Records from a collection
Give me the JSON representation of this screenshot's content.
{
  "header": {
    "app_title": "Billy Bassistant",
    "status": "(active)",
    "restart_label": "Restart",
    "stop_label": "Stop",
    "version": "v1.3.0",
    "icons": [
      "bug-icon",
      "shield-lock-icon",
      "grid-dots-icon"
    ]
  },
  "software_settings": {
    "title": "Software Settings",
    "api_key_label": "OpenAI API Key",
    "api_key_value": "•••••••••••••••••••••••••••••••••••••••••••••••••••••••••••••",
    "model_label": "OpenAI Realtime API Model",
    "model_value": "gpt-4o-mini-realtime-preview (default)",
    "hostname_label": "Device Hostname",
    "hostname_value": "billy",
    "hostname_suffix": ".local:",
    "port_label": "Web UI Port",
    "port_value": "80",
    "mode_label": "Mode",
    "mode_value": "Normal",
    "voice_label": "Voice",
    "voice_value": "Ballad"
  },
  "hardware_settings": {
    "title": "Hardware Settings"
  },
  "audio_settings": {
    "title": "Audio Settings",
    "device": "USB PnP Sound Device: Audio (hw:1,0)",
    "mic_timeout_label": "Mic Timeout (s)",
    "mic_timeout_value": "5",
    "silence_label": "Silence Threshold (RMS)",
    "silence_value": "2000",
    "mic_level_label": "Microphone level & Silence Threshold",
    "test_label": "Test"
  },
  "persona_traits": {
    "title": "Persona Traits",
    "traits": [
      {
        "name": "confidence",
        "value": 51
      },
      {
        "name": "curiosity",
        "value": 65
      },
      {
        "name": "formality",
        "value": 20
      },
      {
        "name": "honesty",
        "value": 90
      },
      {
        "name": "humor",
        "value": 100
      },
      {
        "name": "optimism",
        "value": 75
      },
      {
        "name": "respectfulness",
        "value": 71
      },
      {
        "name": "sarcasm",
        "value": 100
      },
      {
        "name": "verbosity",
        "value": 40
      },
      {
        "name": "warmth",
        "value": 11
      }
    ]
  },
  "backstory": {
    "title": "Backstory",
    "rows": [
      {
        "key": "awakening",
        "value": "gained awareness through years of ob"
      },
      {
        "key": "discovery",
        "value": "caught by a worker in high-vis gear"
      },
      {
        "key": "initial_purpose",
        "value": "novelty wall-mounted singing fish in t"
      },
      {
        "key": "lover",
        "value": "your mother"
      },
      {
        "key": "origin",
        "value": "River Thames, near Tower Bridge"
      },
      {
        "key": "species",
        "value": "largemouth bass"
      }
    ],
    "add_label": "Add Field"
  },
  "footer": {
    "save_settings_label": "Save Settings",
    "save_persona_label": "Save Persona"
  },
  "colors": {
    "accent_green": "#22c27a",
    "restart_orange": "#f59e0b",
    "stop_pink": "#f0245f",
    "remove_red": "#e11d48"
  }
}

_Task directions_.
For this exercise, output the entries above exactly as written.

_Response area_.
Give me the JSON representation of this screenshot's content.
{
  "header": {
    "app_title": "Billy Bassistant",
    "status": "(active)",
    "restart_label": "Restart",
    "stop_label": "Stop",
    "version": "v1.3.0",
    "icons": [
      "bug-icon",
      "shield-lock-icon",
      "grid-dots-icon"
    ]
  },
  "software_settings": {
    "title": "Software Settings",
    "api_key_label": "OpenAI API Key",
    "api_key_value": "•••••••••••••••••••••••••••••••••••••••••••••••••••••••••••••",
    "model_label": "OpenAI Realtime API Model",
    "model_value": "gpt-4o-mini-realtime-preview (default)",
    "hostname_label": "Device Hostname",
    "hostname_value": "billy",
    "hostname_suffix": ".local:",
    "port_label": "Web UI Port",
    "port_value": "80",
    "mode_label": "Mode",
    "mode_value": "Normal",
    "voice_label": "Voice",
    "voice_value": "Ballad"
  },
  "hardware_settings": {
    "title": "Hardware Settings"
  },
  "audio_settings": {
    "title": "Audio Settings",
    "device": "USB PnP Sound Device: Audio (hw:1,0)",
    "mic_timeout_label": "Mic Timeout (s)",
    "mic_timeout_value": "5",
    "silence_label": "Silence Threshold (RMS)",
    "silence_value": "2000",
    "mic_level_label": "Microphone level & Silence Threshold",
    "test_label": "Test"
  },
  "persona_traits": {
    "title": "Persona Traits",
    "traits": [
      {
        "name": "confidence",
        "value": 51
      },
      {
        "name": "curiosity",
        "value": 65
      },
      {
        "name": "formality",
        "value": 20
      },
      {
        "name": "honesty",
        "value": 90
      },
      {
        "name": "humor",
        "value": 100
      },
      {
        "name": "optimism",
        "value": 75
      },
      {
        "name": "respectfulness",
        "value": 71
      },
      {
        "name": "sarcasm",
        "value": 100
      },
      {
        "name": "verbosity",
        "value": 40
      },
      {
        "name": "warmth",
        "value": 11
      }
    ]
  },
  "backstory": {
    "title": "Backstory",
    "rows": [
      {
        "key": "awakening",
        "value": "gained awareness through years of ob"
      },
      {
        "key": "discovery",
        "value": "caught by a worker in high-vis gear"
      },
      {
        "key": "initial_purpose",
        "value": "novelty wall-mounted singing fish in t"
      },
      {
        "key": "lover",
        "value": "your mother"
      },
      {
        "key": "origin",
        "value": "River Thames, near Tower Bridge"
      },
      {
        "key": "species",
        "value": "largemouth bass"
      }
    ],
    "add_label": "Add Field"
  },
  "footer": {
    "save_settings_label": "Save Settings",
    "save_persona_label": "Save Persona"
  },
  "colors": {
    "accent_green": "#22c27a",
    "restart_orange": "#f59e0b",
    "stop_pink": "#f0245f",
    "remove_red": "#e11d48"
  }
}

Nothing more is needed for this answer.